“We found the right path again, knowing we had to be strong for ourselves and our children,” Kyal said. “Now we are working for our children and for all the children. We have to be strong for them.”

Kansas now has a baby boy, Jonah, as well as his 10-year-old daughter, Lael, and 9-year-old son, Nate, and is engaged. Kyal has a 6-year-old daughter, Maci, and an 18-month-old son, Karson. So they have even more motivation to work hard for them and for solutions to the problems facing Native American youth. They believe Native Hope will be central to that effort.

The Chamberlain-based non-profit can be found online at www.nativehope.com or the old-fashioned ways at (888) 999-2108 or 112 Main. St., Chamberlain, SD 57325.

Native Hope operates on a financial foundation provided by a supporting donor that wants to remain anonymous, Kansas says. From there, it seeks donations and grants and provides support and financial assistance to similar efforts in Indian Country.

"We want to establish a coalition of all these types of programs, giving each the support we can and filling in where we are needed," Kansas said. "We can't be divided trying to conquer all these problems. We have to be united."

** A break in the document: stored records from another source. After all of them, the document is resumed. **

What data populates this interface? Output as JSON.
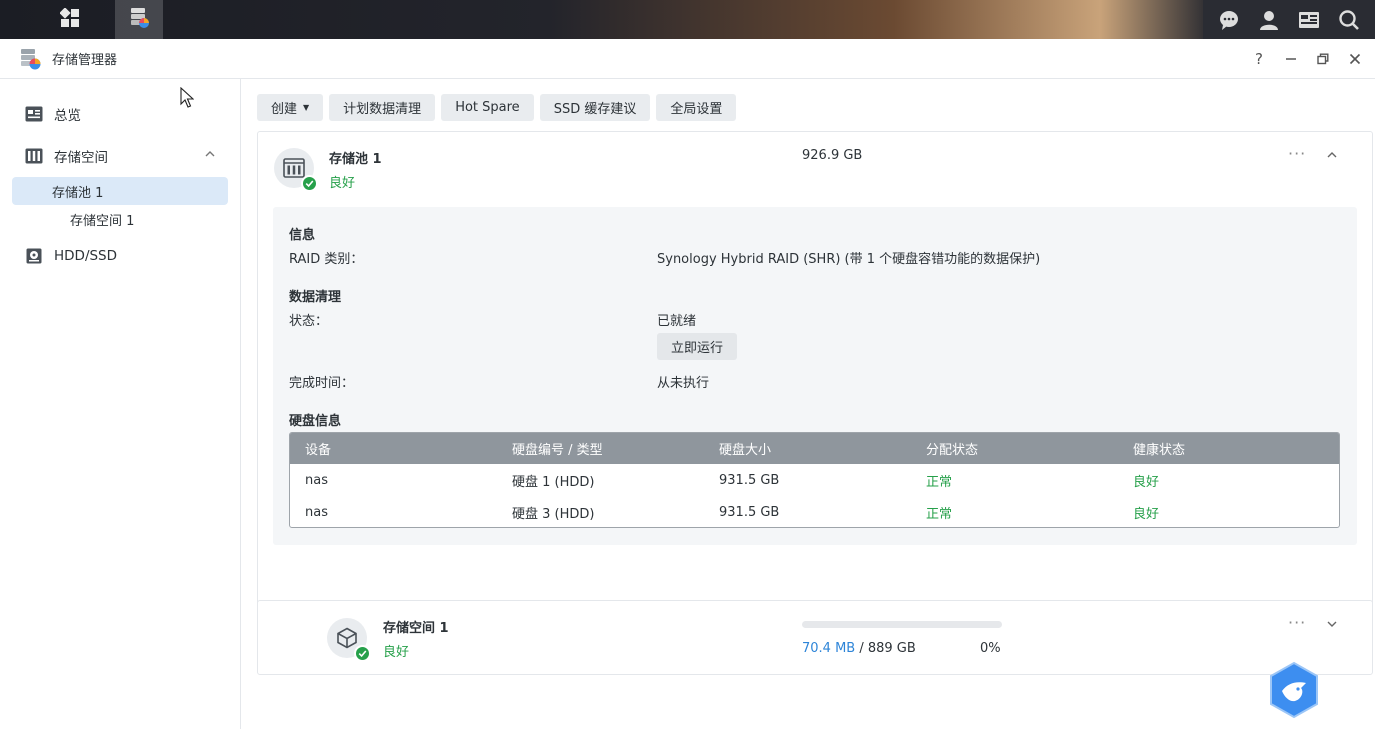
{
  "window": {
    "title": "存储管理器"
  },
  "sidebar": {
    "overview": "总览",
    "storage": "存储空间",
    "pool": "存储池 1",
    "volume": "存储空间 1",
    "hdd": "HDD/SSD"
  },
  "toolbar": {
    "create": "创建",
    "scrub": "计划数据清理",
    "hotspare": "Hot Spare",
    "ssd": "SSD 缓存建议",
    "global": "全局设置"
  },
  "pool": {
    "name": "存储池 1",
    "status": "良好",
    "size": "926.9 GB",
    "info": {
      "section_title": "信息",
      "raid_label": "RAID 类别：",
      "raid_value": "Synology Hybrid RAID (SHR) (带 1 个硬盘容错功能的数据保护)"
    },
    "scrub": {
      "section_title": "数据清理",
      "status_label": "状态：",
      "status_value": "已就绪",
      "run_now": "立即运行",
      "completed_label": "完成时间：",
      "completed_value": "从未执行"
    },
    "disks": {
      "section_title": "硬盘信息",
      "headers": [
        "设备",
        "硬盘编号 / 类型",
        "硬盘大小",
        "分配状态",
        "健康状态"
      ],
      "rows": [
        [
          "nas",
          "硬盘 1 (HDD)",
          "931.5 GB",
          "正常",
          "良好"
        ],
        [
          "nas",
          "硬盘 3 (HDD)",
          "931.5 GB",
          "正常",
          "良好"
        ]
      ]
    }
  },
  "volume": {
    "name": "存储空间 1",
    "status": "良好",
    "used": "70.4 MB",
    "total_sep": " / 889 GB",
    "percent": "0%",
    "percent_value": 0
  },
  "colors": {
    "accent": "#2e85d8",
    "good": "#26a04a",
    "selected": "#dbe9f8"
  }
}
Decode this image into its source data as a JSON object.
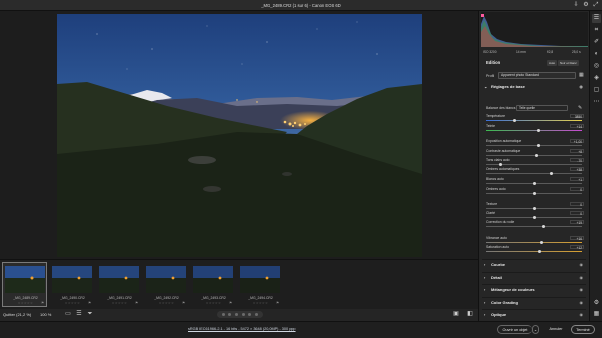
{
  "window": {
    "title": "_MG_2489.CR2 (1 sur 6) - Canon EOS 6D"
  },
  "titlebar_icons": [
    "save-icon",
    "gear-icon",
    "expand-icon"
  ],
  "filmstrip": {
    "thumbnails": [
      {
        "name": "_MG_2489.CR2",
        "stars": "☆☆☆☆☆",
        "flag": "⚑",
        "selected": true
      },
      {
        "name": "_MG_2490.CR2",
        "stars": "☆☆☆☆☆",
        "flag": "⚑",
        "selected": false
      },
      {
        "name": "_MG_2491.CR2",
        "stars": "☆☆☆☆☆",
        "flag": "⚑",
        "selected": false
      },
      {
        "name": "_MG_2492.CR2",
        "stars": "☆☆☆☆☆",
        "flag": "⚑",
        "selected": false
      },
      {
        "name": "_MG_2493.CR2",
        "stars": "☆☆☆☆☆",
        "flag": "⚑",
        "selected": false
      },
      {
        "name": "_MG_2494.CR2",
        "stars": "☆☆☆☆☆",
        "flag": "⚑",
        "selected": false
      }
    ]
  },
  "statusbar": {
    "quit_label": "Quitter (21,2 %)",
    "zoom_label": "100 %"
  },
  "footer": {
    "image_info": "sRGB IEC61966-2.1 - 16 bits - 5472 × 3648 (20,0MP) - 300 ppp",
    "open_label": "Ouvrir un objet",
    "cancel_label": "Annuler",
    "done_label": "Terminé"
  },
  "histogram_info": {
    "iso": "ISO 3200",
    "focal": "14 mm",
    "aperture": "f/2,8",
    "shutter": "25,0 s"
  },
  "edit_panel": {
    "title": "Edition",
    "auto_label": "Auto",
    "bw_label": "Noir et blanc",
    "profile_label": "Profil",
    "profile_value": "Apparent photo Standard",
    "basic_title": "Réglages de base",
    "wb_label": "Balance des blancs",
    "wb_value": "Telle quelle",
    "sliders": [
      {
        "label": "Température",
        "value": "3850",
        "pos": 0.3
      },
      {
        "label": "Teinte",
        "value": "+14",
        "pos": 0.55
      },
      {
        "label": "Exposition automatique",
        "value": "+1,00",
        "pos": 0.55
      },
      {
        "label": "Contraste automatique",
        "value": "+8",
        "pos": 0.53
      },
      {
        "label": "Tons clairs auto",
        "value": "-70",
        "pos": 0.15
      },
      {
        "label": "Ombres automatiques",
        "value": "+38",
        "pos": 0.68
      },
      {
        "label": "Blancs auto",
        "value": "+1",
        "pos": 0.5
      },
      {
        "label": "Ombres auto",
        "value": "0",
        "pos": 0.5
      },
      {
        "label": "Texture",
        "value": "0",
        "pos": 0.5
      },
      {
        "label": "Clarté",
        "value": "0",
        "pos": 0.5
      },
      {
        "label": "Correction du voile",
        "value": "+19",
        "pos": 0.6
      },
      {
        "label": "Vibrance auto",
        "value": "+16",
        "pos": 0.58
      },
      {
        "label": "Saturation auto",
        "value": "+12",
        "pos": 0.56
      }
    ],
    "collapsed_sections": [
      "Courbe",
      "Détail",
      "Mélangeur de couleurs",
      "Color Grading",
      "Optique",
      "Géométrie"
    ]
  },
  "colors": {
    "panel_bg": "#262626",
    "accent_sky": "#2e5fa3",
    "city_lights": "#f0a030"
  }
}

Kyal said they are part of a much bigger effort that needs widespread tribal support.

“We’re just the catalysts, trying to get people started and help them stay on the right path,” he said.

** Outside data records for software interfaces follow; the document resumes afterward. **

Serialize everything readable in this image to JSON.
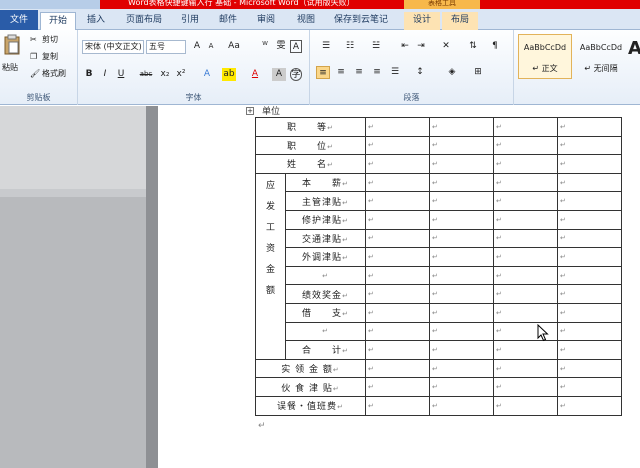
{
  "window": {
    "title": "Word表格快捷键输入行 基础 - Microsoft Word（试用版失败）",
    "context_tab": "表格工具"
  },
  "tabs": [
    "文件",
    "开始",
    "插入",
    "页面布局",
    "引用",
    "邮件",
    "审阅",
    "视图",
    "保存到云笔记",
    "设计",
    "布局"
  ],
  "ribbon": {
    "clipboard": {
      "paste": "粘贴",
      "cut": "剪切",
      "copy": "复制",
      "format_painter": "格式刷",
      "label": "剪贴板"
    },
    "font": {
      "font_name": "宋体 (中文正文)",
      "font_size": "五号",
      "label": "字体"
    },
    "paragraph": {
      "label": "段落"
    },
    "styles": [
      {
        "sample": "AaBbCcDd",
        "name": "↵ 正文"
      },
      {
        "sample": "AaBbCcDd",
        "name": "↵ 无间隔"
      },
      {
        "sample": "A",
        "name": ""
      }
    ]
  },
  "doc": {
    "cutoff_text": "单位",
    "rows": [
      {
        "label": "职　　等"
      },
      {
        "label": "职　　位"
      },
      {
        "label": "姓　　名"
      },
      {
        "label": "本　　薪"
      },
      {
        "label": "主管津贴"
      },
      {
        "label": "修护津贴"
      },
      {
        "label": "交通津贴"
      },
      {
        "label": "外调津贴"
      },
      {
        "label": ""
      },
      {
        "label": "绩效奖金"
      },
      {
        "label": "借　　支"
      },
      {
        "label": ""
      },
      {
        "label": "合　　计"
      },
      {
        "label": "实 领 金 额"
      },
      {
        "label": "伙 食 津 贴"
      },
      {
        "label": "误餐・值班费"
      }
    ],
    "group_label": [
      "应",
      "发",
      "工",
      "资",
      "金",
      "额"
    ],
    "mark": "↵"
  },
  "colors": {
    "title_bar": "#e00000",
    "file_tab": "#2a5ca8",
    "context_tab": "#f7b84b",
    "ribbon": "#e6eef8"
  }
}
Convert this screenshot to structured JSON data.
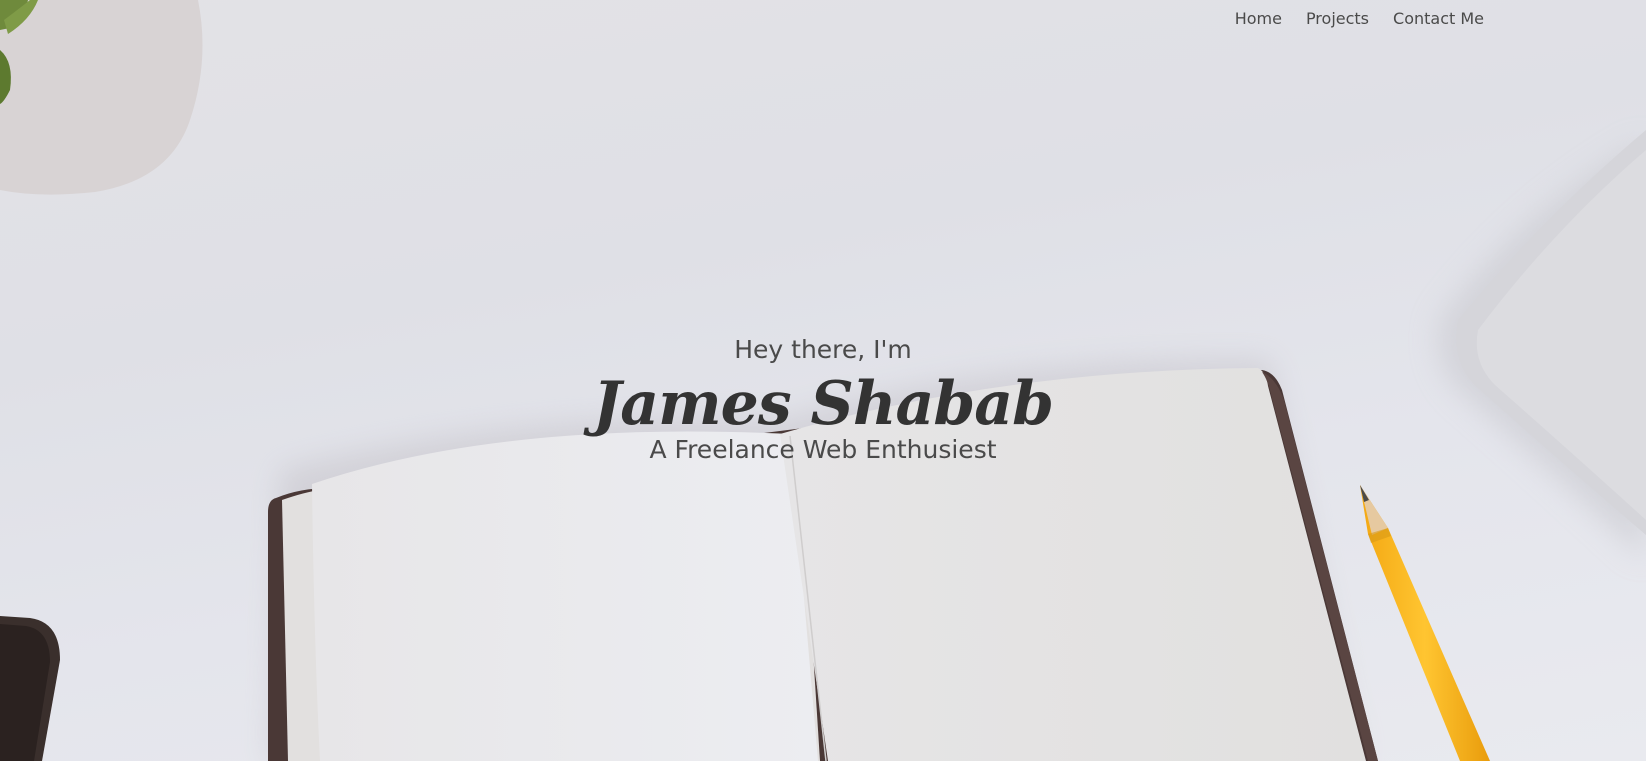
{
  "nav": {
    "items": [
      {
        "label": "Home"
      },
      {
        "label": "Projects"
      },
      {
        "label": "Contact Me"
      }
    ]
  },
  "hero": {
    "greeting": "Hey there, I'm",
    "name": "James Shabab",
    "tagline": "A Freelance Web Enthusiest"
  },
  "colors": {
    "background": "#e2e3e9",
    "text": "#333333",
    "nav_text": "#4a4a4a",
    "pencil": "#f7b21a"
  },
  "icons": [
    "plant-decor",
    "notebook-decor",
    "pencil-decor",
    "laptop-decor",
    "phone-decor"
  ]
}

Kansas also works as a full-time ambassador for Native Hope, meaning he has an especially busy speaking schedule, as well as goals that stretch into the next generation and beyond.

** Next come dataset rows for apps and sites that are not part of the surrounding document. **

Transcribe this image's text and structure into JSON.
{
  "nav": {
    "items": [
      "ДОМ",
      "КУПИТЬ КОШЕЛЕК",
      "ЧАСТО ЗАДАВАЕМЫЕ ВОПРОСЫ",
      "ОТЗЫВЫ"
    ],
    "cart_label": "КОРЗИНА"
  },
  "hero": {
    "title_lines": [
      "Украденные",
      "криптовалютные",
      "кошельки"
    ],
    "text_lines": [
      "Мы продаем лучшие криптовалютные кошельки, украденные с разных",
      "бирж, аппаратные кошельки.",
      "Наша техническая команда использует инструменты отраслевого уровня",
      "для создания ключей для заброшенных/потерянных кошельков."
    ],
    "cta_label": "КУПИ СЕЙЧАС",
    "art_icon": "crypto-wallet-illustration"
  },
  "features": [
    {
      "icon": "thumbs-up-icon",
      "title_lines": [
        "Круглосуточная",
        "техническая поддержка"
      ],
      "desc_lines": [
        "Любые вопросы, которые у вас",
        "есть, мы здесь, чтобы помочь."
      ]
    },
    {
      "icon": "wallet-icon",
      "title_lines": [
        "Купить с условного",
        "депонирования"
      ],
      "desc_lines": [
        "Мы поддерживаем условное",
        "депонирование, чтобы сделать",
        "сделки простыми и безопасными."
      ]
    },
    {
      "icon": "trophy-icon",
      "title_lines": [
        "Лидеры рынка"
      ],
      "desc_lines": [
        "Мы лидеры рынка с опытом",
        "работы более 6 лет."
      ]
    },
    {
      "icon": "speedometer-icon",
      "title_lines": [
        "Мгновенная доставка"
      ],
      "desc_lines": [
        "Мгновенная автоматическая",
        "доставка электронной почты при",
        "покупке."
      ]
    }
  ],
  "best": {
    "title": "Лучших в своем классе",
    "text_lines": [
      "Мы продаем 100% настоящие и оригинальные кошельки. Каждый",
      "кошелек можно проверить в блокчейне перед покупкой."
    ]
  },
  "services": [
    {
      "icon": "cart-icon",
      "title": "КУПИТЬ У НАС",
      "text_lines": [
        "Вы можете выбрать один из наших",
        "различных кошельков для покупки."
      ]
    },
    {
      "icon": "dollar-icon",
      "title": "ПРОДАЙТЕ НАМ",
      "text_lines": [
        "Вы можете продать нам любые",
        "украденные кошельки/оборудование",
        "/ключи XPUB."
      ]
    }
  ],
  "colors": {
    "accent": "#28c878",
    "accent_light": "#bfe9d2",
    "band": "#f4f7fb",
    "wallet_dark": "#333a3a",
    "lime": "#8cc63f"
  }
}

“We’re building a better tomorrow for our people, developing a model that there is more out there for kids. And ultimately we help the younger generation on the reservation find its voice," he said. “That’s what Native Hope is — a way to give our people a voice, and hope.”

The maternal rock in their lives expects their effort to succeed. The twins took me to meet Trish Lundell at her office job in the tribal-headquarters building on a windy ridge west of old Lower Brule.

“They’ve always always had such amazing energy,” Lundell said. “From the get-go, pretty much everything they’ve tried, they’ve done well.”

And the ultimate boulder in their lives? Well, Mary Shields stopped at the tribal offices, too, for a chat about the twins. She shares and magnifies Lundell’s confidence in them.

At 83, Shields still has a job with the tribe. But she also has time to encourage and keep tabs on her grandsons, which is no easy task considering their energy and schedules.

“I put my wings over them and make sure they’re all right,” she said. “And I still talk to them about what they need to be doing, and what’s right. I’m always checking up to see how they’re doing.”

Then, with a hug for each twin, she was off. And so were they.

There’s no time to waste, after all, when you’re building a culture of hope.

The views expressed here are those of the author and do not necessarily represent or reflect the views of SDPB, Friends of South Dakota Public Broadcasting, or the State of South Dakota.